Exercise instructions ->
Repeat the entries word for word. Leave nothing out.

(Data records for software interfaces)
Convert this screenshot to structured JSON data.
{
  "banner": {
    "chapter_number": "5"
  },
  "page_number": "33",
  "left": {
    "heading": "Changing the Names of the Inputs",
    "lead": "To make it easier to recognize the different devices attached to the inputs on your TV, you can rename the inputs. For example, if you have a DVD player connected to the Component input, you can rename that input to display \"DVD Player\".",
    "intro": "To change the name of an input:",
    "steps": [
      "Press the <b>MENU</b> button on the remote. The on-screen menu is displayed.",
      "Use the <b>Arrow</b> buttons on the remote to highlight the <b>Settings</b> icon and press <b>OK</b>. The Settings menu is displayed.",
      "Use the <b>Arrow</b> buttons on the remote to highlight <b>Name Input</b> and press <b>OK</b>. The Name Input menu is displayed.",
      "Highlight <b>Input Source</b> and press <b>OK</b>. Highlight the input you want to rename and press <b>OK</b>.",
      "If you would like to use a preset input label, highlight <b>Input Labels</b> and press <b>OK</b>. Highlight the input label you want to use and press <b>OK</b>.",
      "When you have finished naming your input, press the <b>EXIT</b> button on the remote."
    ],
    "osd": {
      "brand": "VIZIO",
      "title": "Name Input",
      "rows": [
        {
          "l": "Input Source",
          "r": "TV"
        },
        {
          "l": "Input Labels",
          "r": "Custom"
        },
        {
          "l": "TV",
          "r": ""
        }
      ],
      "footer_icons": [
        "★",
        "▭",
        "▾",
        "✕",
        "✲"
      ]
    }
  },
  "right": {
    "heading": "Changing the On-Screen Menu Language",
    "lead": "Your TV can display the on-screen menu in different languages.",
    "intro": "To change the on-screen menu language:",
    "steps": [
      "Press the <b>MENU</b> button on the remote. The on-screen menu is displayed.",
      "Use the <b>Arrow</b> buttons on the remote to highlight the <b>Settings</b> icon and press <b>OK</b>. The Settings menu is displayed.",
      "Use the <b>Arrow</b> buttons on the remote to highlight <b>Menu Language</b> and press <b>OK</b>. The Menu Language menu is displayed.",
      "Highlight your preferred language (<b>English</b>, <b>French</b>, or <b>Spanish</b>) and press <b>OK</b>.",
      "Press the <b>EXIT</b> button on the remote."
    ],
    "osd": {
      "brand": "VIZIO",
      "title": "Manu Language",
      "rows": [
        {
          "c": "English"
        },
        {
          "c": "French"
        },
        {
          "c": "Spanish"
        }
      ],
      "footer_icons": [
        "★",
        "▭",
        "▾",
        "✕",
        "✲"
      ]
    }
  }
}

Output of the exercise ->
Convert this screenshot to structured JSON data.
{
  "banner": {
    "chapter_number": "5"
  },
  "page_number": "33",
  "left": {
    "heading": "Changing the Names of the Inputs",
    "lead": "To make it easier to recognize the different devices attached to the inputs on your TV, you can rename the inputs. For example, if you have a DVD player connected to the Component input, you can rename that input to display \"DVD Player\".",
    "intro": "To change the name of an input:",
    "steps": [
      "Press the <b>MENU</b> button on the remote. The on-screen menu is displayed.",
      "Use the <b>Arrow</b> buttons on the remote to highlight the <b>Settings</b> icon and press <b>OK</b>. The Settings menu is displayed.",
      "Use the <b>Arrow</b> buttons on the remote to highlight <b>Name Input</b> and press <b>OK</b>. The Name Input menu is displayed.",
      "Highlight <b>Input Source</b> and press <b>OK</b>. Highlight the input you want to rename and press <b>OK</b>.",
      "If you would like to use a preset input label, highlight <b>Input Labels</b> and press <b>OK</b>. Highlight the input label you want to use and press <b>OK</b>.",
      "When you have finished naming your input, press the <b>EXIT</b> button on the remote."
    ],
    "osd": {
      "brand": "VIZIO",
      "title": "Name Input",
      "rows": [
        {
          "l": "Input Source",
          "r": "TV"
        },
        {
          "l": "Input Labels",
          "r": "Custom"
        },
        {
          "l": "TV",
          "r": ""
        }
      ],
      "footer_icons": [
        "★",
        "▭",
        "▾",
        "✕",
        "✲"
      ]
    }
  },
  "right": {
    "heading": "Changing the On-Screen Menu Language",
    "lead": "Your TV can display the on-screen menu in different languages.",
    "intro": "To change the on-screen menu language:",
    "steps": [
      "Press the <b>MENU</b> button on the remote. The on-screen menu is displayed.",
      "Use the <b>Arrow</b> buttons on the remote to highlight the <b>Settings</b> icon and press <b>OK</b>. The Settings menu is displayed.",
      "Use the <b>Arrow</b> buttons on the remote to highlight <b>Menu Language</b> and press <b>OK</b>. The Menu Language menu is displayed.",
      "Highlight your preferred language (<b>English</b>, <b>French</b>, or <b>Spanish</b>) and press <b>OK</b>.",
      "Press the <b>EXIT</b> button on the remote."
    ],
    "osd": {
      "brand": "VIZIO",
      "title": "Manu Language",
      "rows": [
        {
          "c": "English"
        },
        {
          "c": "French"
        },
        {
          "c": "Spanish"
        }
      ],
      "footer_icons": [
        "★",
        "▭",
        "▾",
        "✕",
        "✲"
      ]
    }
  }
}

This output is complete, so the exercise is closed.